The Prophet was the ultimate spokesman for Allah on Earth. One feature of his theology important for religious development was accountability. Muhammad taught that Allah would judge humans for their conduct. He denied that human nature is sinful. Hence, spiritual development consists of eliciting the moral behavior most natural to human beings.
In light of this theology, Muhammad instituted the Five Pillars (or duties) of Muslim life. The first was the confession of faith: "There is no Allah but Allah, and Muhammad is the Prophet of Allah." This confession requires the submission to Allah that the word "Muslim" (one who submits) denotes. Thus, Muslim children learn from their earliest days that they are dependent on Allah for their life and should obey Allah's commands. While some Muslims hold that merely repeating the confession makes one a Muslim, many leaders list conditions for making one a Muslim. One such condition is that the confession must be perfectly understood by the person making it. Small children might be able to repeat the confession by memory, but would be expected to learn well its meaning.
The second pillar is the need for prayer five times daily: at dawn, midday, afternoon, evening, and before retiring to bed. These prayers are not extemporaneous, but feature recitations from the Qur'an and provide children with daily reinforcement of the basic confessions and obligations of Islam.
The third pillar is almsgiving, which may take the form of contributions to places of worship, but also of help to needy individuals or families, sometimes made anonymously so that the recipients do not feel inferior to their benefactors. Such charity today may take the form of free or inexpensive medical clinics for the poor, especially mothers and children.
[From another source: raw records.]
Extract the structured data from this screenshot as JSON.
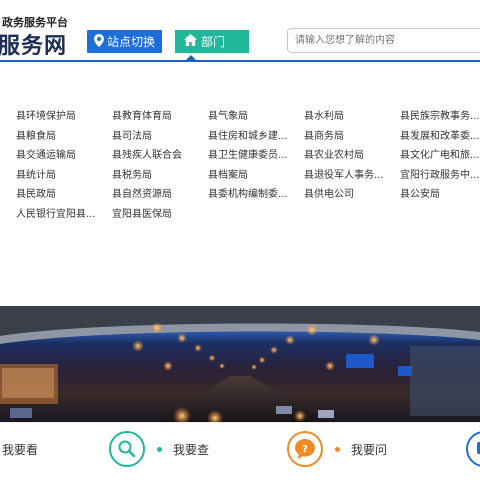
{
  "header": {
    "subtitle": "政务服务平台",
    "title": "服务网",
    "site_switch_label": "站点切换",
    "dept_label": "部门",
    "search_placeholder": "请输入您想了解的内容"
  },
  "departments": [
    "县环境保护局",
    "县教育体育局",
    "县气象局",
    "县水利局",
    "县民族宗教事务...",
    "县粮食局",
    "县司法局",
    "县住房和城乡建...",
    "县商务局",
    "县发展和改革委...",
    "县交通运输局",
    "县残疾人联合会",
    "县卫生健康委员...",
    "县农业农村局",
    "县文化广电和旅...",
    "县统计局",
    "县税务局",
    "县档案局",
    "县退役军人事务...",
    "宜阳行政服务中...",
    "县民政局",
    "县自然资源局",
    "县委机构编制委...",
    "县供电公司",
    "县公安局",
    "人民银行宜阳县...",
    "宜阳县医保局"
  ],
  "bottom_nav": [
    {
      "label": "我要看",
      "icon": "view-icon",
      "color": "#1fb89a"
    },
    {
      "label": "我要查",
      "icon": "search-icon",
      "color": "#1fb89a"
    },
    {
      "label": "我要问",
      "icon": "question-icon",
      "color": "#f08a24"
    },
    {
      "label": "",
      "icon": "complaint-icon",
      "color": "#1e6ed8"
    }
  ],
  "colors": {
    "primary_blue": "#1e6ed8",
    "teal": "#1fb89a",
    "orange": "#f08a24",
    "header_rule": "#1f63b8"
  }
}
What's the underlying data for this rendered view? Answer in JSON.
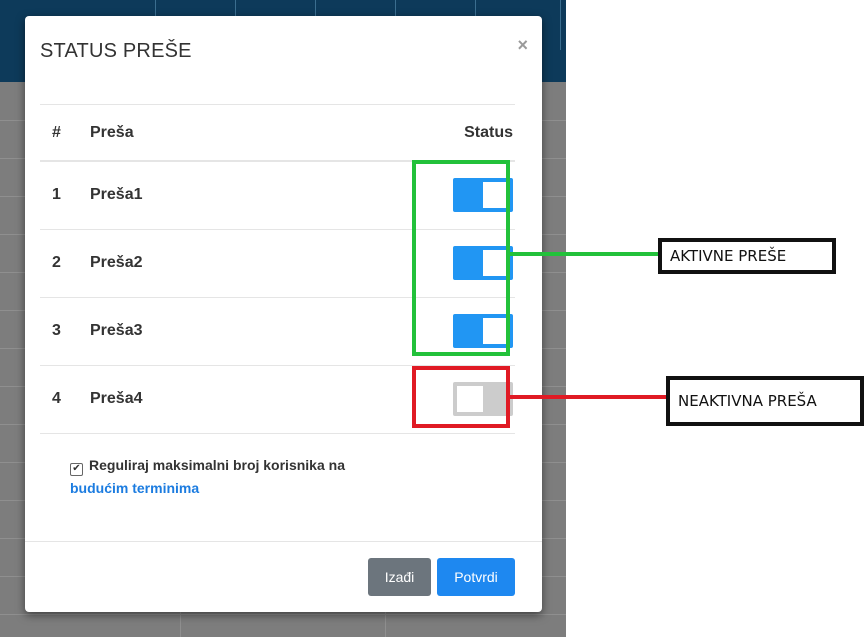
{
  "modal": {
    "title": "STATUS PREŠE",
    "close_glyph": "×",
    "columns": {
      "num": "#",
      "name": "Preša",
      "status": "Status"
    },
    "rows": [
      {
        "num": "1",
        "name": "Preša1",
        "active": true
      },
      {
        "num": "2",
        "name": "Preša2",
        "active": true
      },
      {
        "num": "3",
        "name": "Preša3",
        "active": true
      },
      {
        "num": "4",
        "name": "Preša4",
        "active": false
      }
    ],
    "checkbox": {
      "checked": true,
      "label_part1": "Reguliraj maksimalni broj korisnika na",
      "label_part2": "budućim terminima"
    },
    "buttons": {
      "exit": "Izađi",
      "confirm": "Potvrdi"
    }
  },
  "annotations": {
    "active_label": "AKTIVNE PREŠE",
    "inactive_label": "NEAKTIVNA PREŠA"
  },
  "colors": {
    "toggle_on": "#2196f3",
    "toggle_off": "#cccccc",
    "annotation_active": "#22c13a",
    "annotation_inactive": "#e01a24",
    "confirm_button": "#1e88f0",
    "exit_button": "#6c757d"
  }
}
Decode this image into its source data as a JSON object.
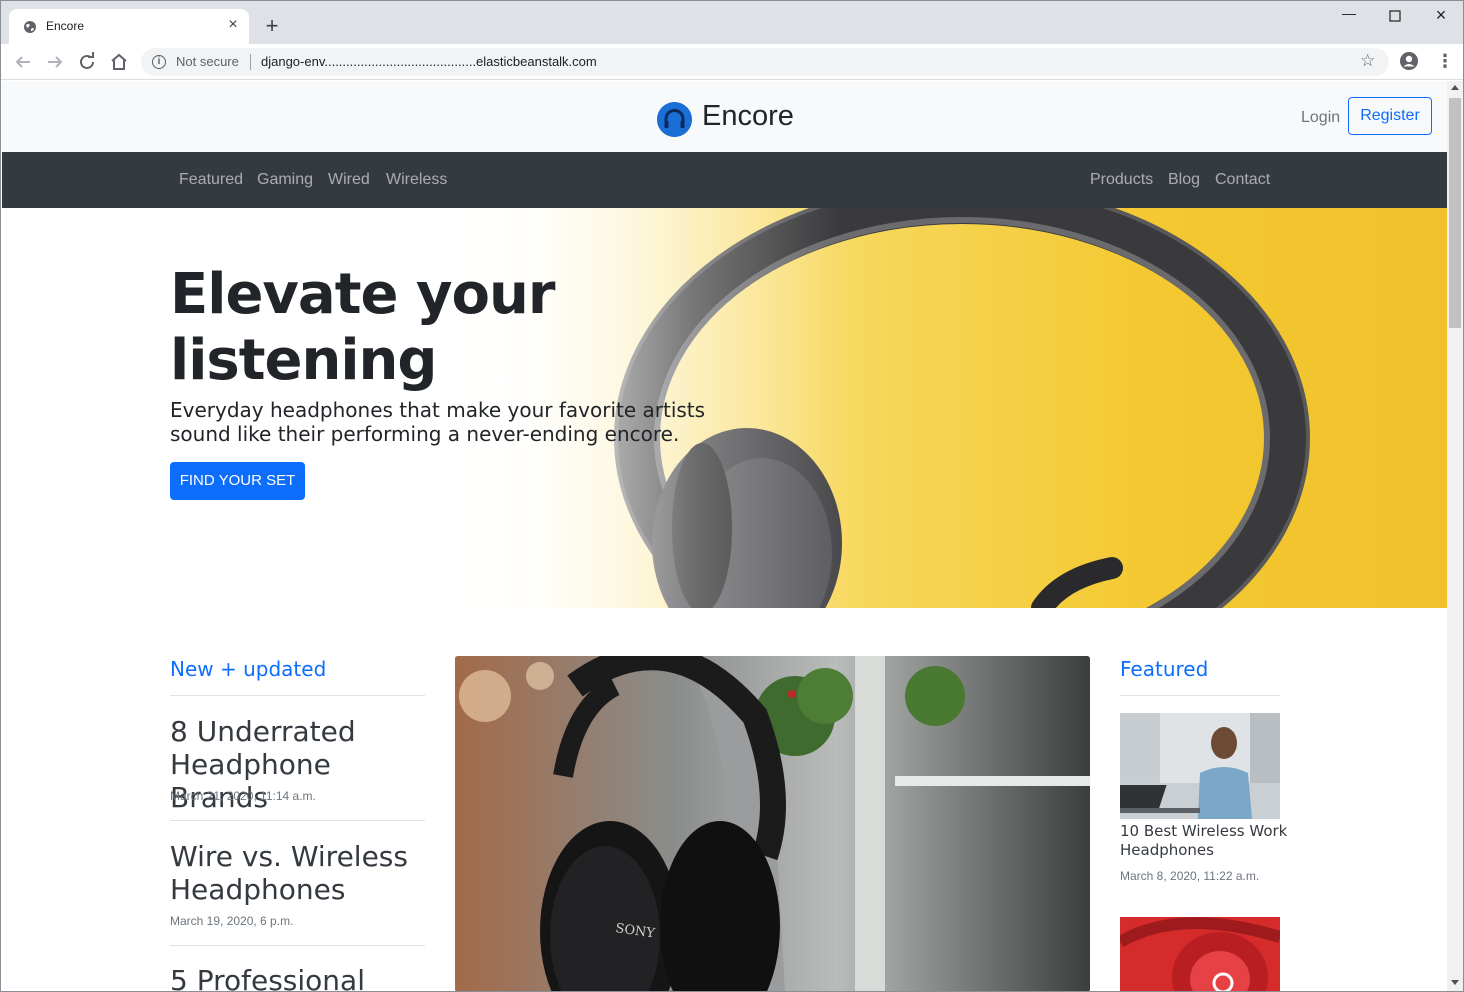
{
  "browser": {
    "tab_title": "Encore",
    "not_secure_label": "Not secure",
    "url": "django-env..........................................elasticbeanstalk.com"
  },
  "header": {
    "brand": "Encore",
    "login": "Login",
    "register": "Register"
  },
  "nav": {
    "left": [
      "Featured",
      "Gaming",
      "Wired",
      "Wireless"
    ],
    "right": [
      "Products",
      "Blog",
      "Contact"
    ]
  },
  "hero": {
    "title": "Elevate your listening",
    "subtitle": "Everyday headphones that make your favorite artists sound like their performing a never-ending encore.",
    "cta": "FIND YOUR SET"
  },
  "new_updated": {
    "heading": "New + updated",
    "articles": [
      {
        "title": "8 Underrated Headphone Brands",
        "date": "March 21, 2020, 11:14 a.m."
      },
      {
        "title": "Wire vs. Wireless Headphones",
        "date": "March 19, 2020, 6 p.m."
      },
      {
        "title": "5 Professional",
        "date": ""
      }
    ]
  },
  "featured": {
    "heading": "Featured",
    "items": [
      {
        "title": "10 Best Wireless Work Headphones",
        "date": "March 8, 2020, 11:22 a.m."
      }
    ]
  },
  "main_image": {
    "brand_text": "SONY"
  },
  "colors": {
    "primary": "#0d6efd",
    "navbar": "#343a40",
    "hero_yellow": "#f3c830"
  },
  "icons": {
    "favicon": "globe-icon",
    "back": "back-arrow-icon",
    "forward": "forward-arrow-icon",
    "reload": "reload-icon",
    "home": "home-icon",
    "bookmark": "star-icon",
    "profile": "profile-icon",
    "menu": "kebab-menu-icon"
  }
}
The fourth pillar is fasting. Since Islam follows a lunar calendar, the month of fasting (called Ramadan) may fall at any time during the year. It requires abstention from food and drink from dawn to dusk, as a means of disciplining oneself in Islam. While small children and sick people are exempted from this observance, adolescent children will be reminded during Ramadan of their need to submit to Allah's moral will. The fifth pillar is the obligation to a make a pilgrimage to Mecca once in a lifetime, but for most children fulfillment of that pillar is remote. Recognizing that fact, Muslim tradition excuses those not yet of age from the obligation. Still, infants and small children occasionally participate with their parents, experiencing for themselves the blending of nationalities into a single community that is central to Islam. Pilgrims repeat the actions of the prophet by marching around the Ka'bah in the middle of Mecca's sacred mosque, and remember the foundational event of Islam, the flight of Muhammad from Mecca to Medina in 622 C.E.
The Muslim calendar is marked by festivals that point to the significance of Mohammed and the influence of his religion upon the culture and daily life of Muslim children. The first, 'Id al-Fitr, concludes the month-long fast of Ramadan; it is observed on the first day of the next month. It reminds everyone, including children, of the bounty of God. The second, 'Id al- Adha, usually follows 70 days later, and coincides with the events during the pilgrimage to Mecca, so that all Muslims at least theoretically are observing that basic ritual. This festival is as close as most children come to making the pilgrimage, but it gives them a sense of participation. The third, Muharram, is the Muslim New Year's Day. The fourth, Mawlid an-Nabi, commemorates the Prophet's birthday, while the fifth, Lailat al-Mi'raj, celebrates his ascension. These last two festivals provide excellent opportunities for teaching children about Muhammad and his teachings.
The Qur'an also includes specific injunctions of Muhammad about the treatment of children. Loyal Muslims are to aid the needy, beggars, slaves, and orphans. He specifically forbade taking financial or other advantage of orphans. Muslims are to be respectful and humble to their aged parents and protective of their children. Such instructions probably presuppose living in extended families where a man's parents and children were in proximity, but they retain their force in contemporary Muslim life.
Finally, one should note that the obligation to recite the Qur'an in Arabic has led Muslims to institute schools where the reading and memorizing of the Qur'an is at least a top priority, if not the only one. Consequently, the obligation has promoted both literacy and institutionalized instruction by teachers steeped in the Qur'an for Muslim young people, particularly for males. In these many ways (e.g., through the practice of the five pillars, the reading of the Qur'an, Islamic teaching and education, and participation in festivals), Muhammad's life has influenced and will continue to influence the spiritual and religious lives of Muslims around the world.